Loe has forecasted APLI to generate no revenue in fiscal 2021, $88.9 million in fiscal 2022 and $39.3 million in fiscal 2023, with EBITDA going from negative $6.2 million in 2021 to $82.1 million in 2022 to $32.1 million in 2023. At the time of publication, Loe’s $2.75 target represented a projected 12-month return of 175 per cent.
As for milestones, Loe said he is focused on favipiravir, which should produce interim Phase 3 data by the end of Appili’s fiscal fourth quarter 2021 and then final data by the end of the company’s fiscal first 2022, both of which the analyst is expecting to result in positive data.
“We are separately focused on timelines for Appili and its CRO partner CATO Research to commence a second and equally sizable 1,156-patient Phase III COVID-19 infection trial (the PEPCO trial), probably before end-of-FQ122, with PEPCO designed to assess favipiravir impact on vulnerable subjects (so elderly patients, or younger patients with at least one co-presenting pathology suggesting probability of developing severe symptoms) who have been exposed to a COVID-19-positive individual in recent days,” Loe said.
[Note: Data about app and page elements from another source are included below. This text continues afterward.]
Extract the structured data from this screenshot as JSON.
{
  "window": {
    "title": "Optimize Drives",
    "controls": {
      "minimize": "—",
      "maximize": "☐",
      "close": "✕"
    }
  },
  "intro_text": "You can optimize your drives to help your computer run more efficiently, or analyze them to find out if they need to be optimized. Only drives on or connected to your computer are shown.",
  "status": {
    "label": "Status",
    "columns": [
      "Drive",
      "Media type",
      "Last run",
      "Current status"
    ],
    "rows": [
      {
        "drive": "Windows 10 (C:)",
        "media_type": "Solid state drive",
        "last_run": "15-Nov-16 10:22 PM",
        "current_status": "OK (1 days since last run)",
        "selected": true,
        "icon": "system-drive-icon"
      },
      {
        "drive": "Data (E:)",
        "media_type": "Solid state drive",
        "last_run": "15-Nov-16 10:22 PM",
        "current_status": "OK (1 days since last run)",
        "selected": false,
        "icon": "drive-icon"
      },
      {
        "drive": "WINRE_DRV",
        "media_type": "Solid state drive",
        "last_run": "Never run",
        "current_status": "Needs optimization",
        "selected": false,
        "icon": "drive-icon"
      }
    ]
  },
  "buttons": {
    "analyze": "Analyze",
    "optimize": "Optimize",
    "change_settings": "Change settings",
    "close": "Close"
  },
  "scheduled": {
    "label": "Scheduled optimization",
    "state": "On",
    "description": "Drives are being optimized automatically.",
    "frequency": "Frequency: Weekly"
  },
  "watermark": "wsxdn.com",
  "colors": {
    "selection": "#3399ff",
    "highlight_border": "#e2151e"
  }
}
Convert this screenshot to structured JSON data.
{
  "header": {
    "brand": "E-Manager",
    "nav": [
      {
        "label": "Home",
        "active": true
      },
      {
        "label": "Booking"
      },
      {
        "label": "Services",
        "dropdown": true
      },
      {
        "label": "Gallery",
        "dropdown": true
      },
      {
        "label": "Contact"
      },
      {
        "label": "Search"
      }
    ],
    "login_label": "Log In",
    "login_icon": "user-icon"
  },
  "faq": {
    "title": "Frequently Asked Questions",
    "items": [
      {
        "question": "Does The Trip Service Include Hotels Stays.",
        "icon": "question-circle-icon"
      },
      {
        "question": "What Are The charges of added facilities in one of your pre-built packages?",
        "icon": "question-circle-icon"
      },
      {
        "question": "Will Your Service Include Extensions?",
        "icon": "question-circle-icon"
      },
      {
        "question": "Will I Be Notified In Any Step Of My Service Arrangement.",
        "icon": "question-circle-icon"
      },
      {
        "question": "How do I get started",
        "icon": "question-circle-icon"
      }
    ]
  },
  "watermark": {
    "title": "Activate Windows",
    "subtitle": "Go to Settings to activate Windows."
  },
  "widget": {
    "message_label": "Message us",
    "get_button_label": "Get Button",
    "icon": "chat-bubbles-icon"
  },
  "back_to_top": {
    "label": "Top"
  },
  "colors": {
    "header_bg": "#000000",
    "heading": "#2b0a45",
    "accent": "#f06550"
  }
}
“We see upside to favipiravir’s market prospects if it can demonstrate prophylactic activity in such patients in addition to demonstrating disease mitigation in already-symptomatic COVID-19 patients,” he wrote.